START MATERIAL TO PROCESS

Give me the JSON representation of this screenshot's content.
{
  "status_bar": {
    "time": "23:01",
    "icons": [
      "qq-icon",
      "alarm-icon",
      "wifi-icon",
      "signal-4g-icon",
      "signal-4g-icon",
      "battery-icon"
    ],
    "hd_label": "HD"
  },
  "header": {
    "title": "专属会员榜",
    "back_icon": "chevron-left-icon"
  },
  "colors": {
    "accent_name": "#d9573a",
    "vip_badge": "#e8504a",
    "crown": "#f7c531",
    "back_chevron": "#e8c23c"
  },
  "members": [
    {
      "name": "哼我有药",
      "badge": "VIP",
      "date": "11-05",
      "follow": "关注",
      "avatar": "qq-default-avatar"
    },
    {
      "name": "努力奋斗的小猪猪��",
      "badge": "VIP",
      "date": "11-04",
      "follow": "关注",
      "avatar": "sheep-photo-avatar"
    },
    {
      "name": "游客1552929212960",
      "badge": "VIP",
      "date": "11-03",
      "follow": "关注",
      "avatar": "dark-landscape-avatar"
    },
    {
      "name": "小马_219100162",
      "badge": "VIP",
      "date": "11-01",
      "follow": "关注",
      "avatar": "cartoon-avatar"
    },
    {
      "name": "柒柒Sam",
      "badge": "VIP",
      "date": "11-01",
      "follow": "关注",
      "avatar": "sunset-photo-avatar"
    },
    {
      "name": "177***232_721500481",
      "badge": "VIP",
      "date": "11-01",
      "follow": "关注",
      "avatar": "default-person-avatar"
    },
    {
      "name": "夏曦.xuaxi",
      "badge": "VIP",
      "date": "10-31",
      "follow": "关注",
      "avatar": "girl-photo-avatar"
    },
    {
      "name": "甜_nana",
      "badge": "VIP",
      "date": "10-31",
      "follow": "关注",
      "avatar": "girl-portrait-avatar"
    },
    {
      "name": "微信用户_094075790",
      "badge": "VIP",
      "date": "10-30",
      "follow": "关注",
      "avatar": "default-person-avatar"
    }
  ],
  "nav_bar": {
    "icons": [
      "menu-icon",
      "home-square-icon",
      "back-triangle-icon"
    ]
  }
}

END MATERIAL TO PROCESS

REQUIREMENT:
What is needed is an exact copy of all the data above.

EXERCISE RESULT:
Give me the JSON representation of this screenshot's content.
{
  "status_bar": {
    "time": "23:01",
    "icons": [
      "qq-icon",
      "alarm-icon",
      "wifi-icon",
      "signal-4g-icon",
      "signal-4g-icon",
      "battery-icon"
    ],
    "hd_label": "HD"
  },
  "header": {
    "title": "专属会员榜",
    "back_icon": "chevron-left-icon"
  },
  "colors": {
    "accent_name": "#d9573a",
    "vip_badge": "#e8504a",
    "crown": "#f7c531",
    "back_chevron": "#e8c23c"
  },
  "members": [
    {
      "name": "哼我有药",
      "badge": "VIP",
      "date": "11-05",
      "follow": "关注",
      "avatar": "qq-default-avatar"
    },
    {
      "name": "努力奋斗的小猪猪��",
      "badge": "VIP",
      "date": "11-04",
      "follow": "关注",
      "avatar": "sheep-photo-avatar"
    },
    {
      "name": "游客1552929212960",
      "badge": "VIP",
      "date": "11-03",
      "follow": "关注",
      "avatar": "dark-landscape-avatar"
    },
    {
      "name": "小马_219100162",
      "badge": "VIP",
      "date": "11-01",
      "follow": "关注",
      "avatar": "cartoon-avatar"
    },
    {
      "name": "柒柒Sam",
      "badge": "VIP",
      "date": "11-01",
      "follow": "关注",
      "avatar": "sunset-photo-avatar"
    },
    {
      "name": "177***232_721500481",
      "badge": "VIP",
      "date": "11-01",
      "follow": "关注",
      "avatar": "default-person-avatar"
    },
    {
      "name": "夏曦.xuaxi",
      "badge": "VIP",
      "date": "10-31",
      "follow": "关注",
      "avatar": "girl-photo-avatar"
    },
    {
      "name": "甜_nana",
      "badge": "VIP",
      "date": "10-31",
      "follow": "关注",
      "avatar": "girl-portrait-avatar"
    },
    {
      "name": "微信用户_094075790",
      "badge": "VIP",
      "date": "10-30",
      "follow": "关注",
      "avatar": "default-person-avatar"
    }
  ],
  "nav_bar": {
    "icons": [
      "menu-icon",
      "home-square-icon",
      "back-triangle-icon"
    ]
  }
}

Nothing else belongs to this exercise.